There’s plenty of time for things like the winter storage carrots next week. I still have the next and last succession planting of broccoli, cauliflower, cabbage (red, storage) and Brussels sprouts to seed. The pole beans will be planted next week. So much to plant still.

I’m listening to the pouring rain fall steadily. It’s raining so hard there’s a small stream running down the side of the road. We need this rain for the garden and pond, and for the lakes, ponds and streams that are lower now than they usually are on July 4. The cedar in the wood stove crackles and snaps as the fire catches. Just a small fire, enough to take the damp chill out of the house and make it cozy while I sip my wine and listen to Jason Isbell. Supper? hmm… Undecided still. I should have cut Swiss chard and spinach but since I didn’t, and since I’m not going back out until after supper, that’s not what we’ll be eating.

Here’s my list of what I planted today. * indicates varieties that are new to me.

  • Purple Top White Globe turnip
  • Cherry Belle radish
  • Early Wonder Tall Top beets

The turnip, radish and beets were scattered together over a bed.

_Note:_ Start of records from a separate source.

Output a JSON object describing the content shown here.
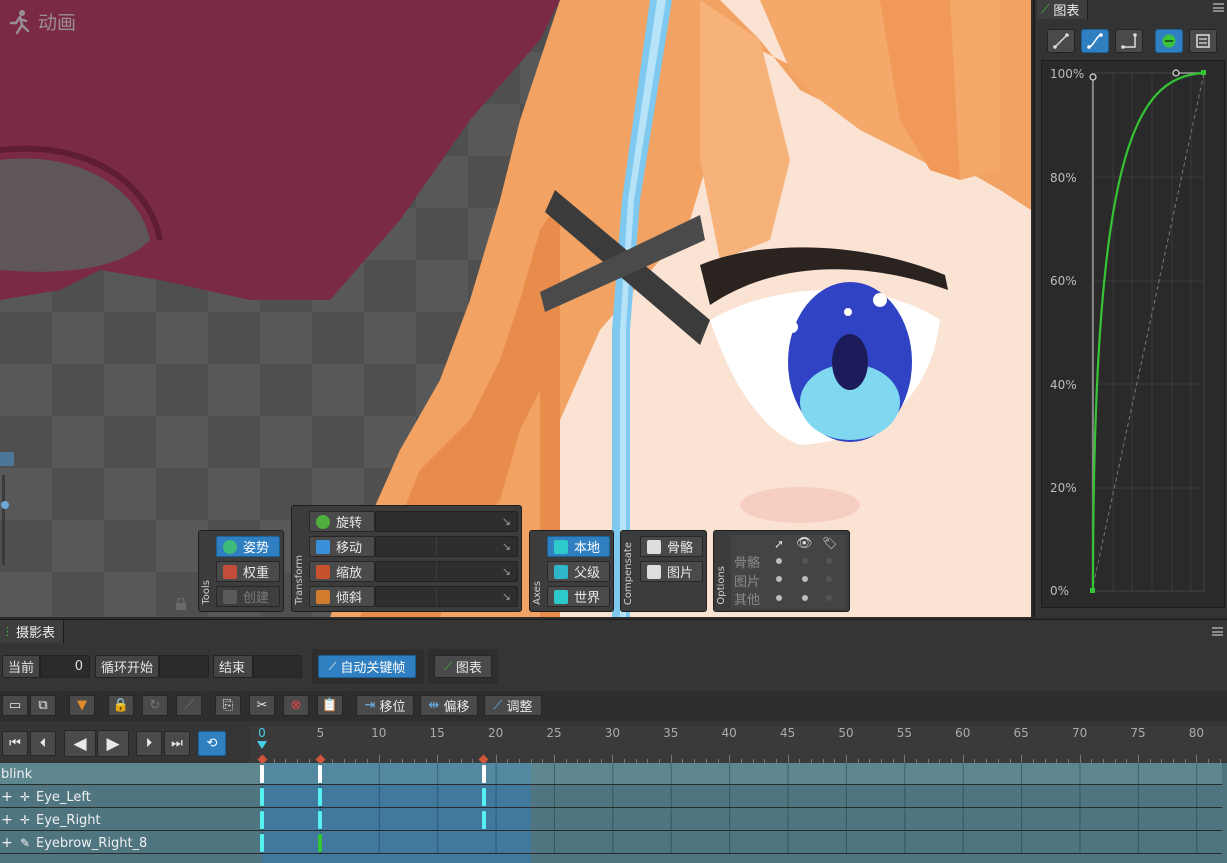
{
  "viewport": {
    "title": "动画",
    "tools_panel": {
      "label": "Tools",
      "buttons": [
        {
          "label": "姿势",
          "icon": "pose-icon",
          "state": "active"
        },
        {
          "label": "权重",
          "icon": "weights-icon",
          "state": "normal"
        },
        {
          "label": "创建",
          "icon": "create-icon",
          "state": "disabled"
        }
      ]
    },
    "transform_panel": {
      "label": "Transform",
      "buttons": [
        {
          "label": "旋转",
          "icon": "rotate-icon"
        },
        {
          "label": "移动",
          "icon": "translate-icon"
        },
        {
          "label": "缩放",
          "icon": "scale-icon"
        },
        {
          "label": "倾斜",
          "icon": "shear-icon"
        }
      ]
    },
    "axes_panel": {
      "label": "Axes",
      "buttons": [
        {
          "label": "本地",
          "icon": "local-axis-icon",
          "state": "active"
        },
        {
          "label": "父级",
          "icon": "parent-axis-icon",
          "state": "normal"
        },
        {
          "label": "世界",
          "icon": "world-axis-icon",
          "state": "normal"
        }
      ]
    },
    "compensate_panel": {
      "label": "Compensate",
      "buttons": [
        {
          "label": "骨骼",
          "icon": "bone-compensate-icon"
        },
        {
          "label": "图片",
          "icon": "image-compensate-icon"
        }
      ]
    },
    "options_panel": {
      "label": "Options",
      "rows": [
        {
          "label": "骨骼",
          "select": true,
          "visible": false,
          "names": false
        },
        {
          "label": "图片",
          "select": true,
          "visible": true,
          "names": false
        },
        {
          "label": "其他",
          "select": true,
          "visible": true,
          "names": false
        }
      ]
    }
  },
  "graph": {
    "tab_label": "图表",
    "y_labels": [
      "100%",
      "80%",
      "60%",
      "40%",
      "20%",
      "0%"
    ],
    "curve_color": "#35c435",
    "mode_buttons": [
      {
        "icon": "linear-curve-icon",
        "active": false
      },
      {
        "icon": "bezier-curve-icon",
        "active": true
      },
      {
        "icon": "stepped-curve-icon",
        "active": false
      },
      {
        "icon": "preset-curve-icon",
        "active": true
      },
      {
        "icon": "custom-curve-icon",
        "active": false
      }
    ]
  },
  "dopesheet": {
    "tab_label": "摄影表",
    "current_label": "当前",
    "current_value": "0",
    "loop_start_label": "循环开始",
    "loop_start_value": "",
    "end_label": "结束",
    "end_value": "",
    "autokey_label": "自动关键帧",
    "graph_button_label": "图表",
    "offset_buttons": [
      "移位",
      "偏移",
      "调整"
    ],
    "ruler_labels": [
      "0",
      "5",
      "10",
      "15",
      "20",
      "25",
      "30",
      "35",
      "40",
      "45",
      "50",
      "55",
      "60",
      "65",
      "70",
      "75",
      "80"
    ],
    "animation_name": "blink",
    "tracks": [
      {
        "name": "Eye_Left",
        "icon": "bone-icon",
        "keys": [
          0,
          5,
          19
        ]
      },
      {
        "name": "Eye_Right",
        "icon": "bone-icon",
        "keys": [
          0,
          5,
          19
        ]
      },
      {
        "name": "Eyebrow_Right_8",
        "icon": "brush-icon",
        "keys": [
          0,
          5
        ]
      }
    ],
    "summary_keys": [
      0,
      5,
      19
    ],
    "selection_end_frame": 23,
    "accent_color": "#2f7fc1"
  }
}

In the high tunnel:

  • Top Hat OP Yellow corn*
  • Costata Romanesca OP zucchini
  • Jackpot zucchini

Back outside:

  • Harris Model parsnip
  • Sweet Annie

Musque de Provence, planted today

Wyatt's Wonder, Renee's Garden, planted todayPumpkins:

  • Wyatt’s Wonder
  • Cheese
  • Route Vif D’Etampes
  • Lumina White
  • Winter Luxury Pie*
  • Musque De Provence
  • Baby Pam
  • Long Pie*
  • Champion
  • Spookie (courtesy of Renee’s Garden)

Some of the pumpkins will be eaten by us and others by the deer, and some are for decoration. The decorative pumpkins will be fed to the chickens and ducks or the deer next winter.

Winter Squash

  • Seminole*
  • Burpee’s Butterbush Butternut*
  • Waltham Butternut
  • Marina Di Chioggia
  • Galeux d’Eysines
  • Jarrahdale
  • Sweet Dumpling
  • Blue Hubbard.

If we have a wet summer I’ll cover the root ends of the blue Hubbard plants with a low tunnel to keep them from taking up too much water. Blue Hubbard tends to be wet, and we prefer dry squash. We grow dry squash but we like the flavor of Blue Hubbard, especially when dry.

The rain has turned from pouring to monsoon, back to pouring, and down to a steady rain. The seeds are well watered now. I won’t have to water again anytime soon. What did you get planted today?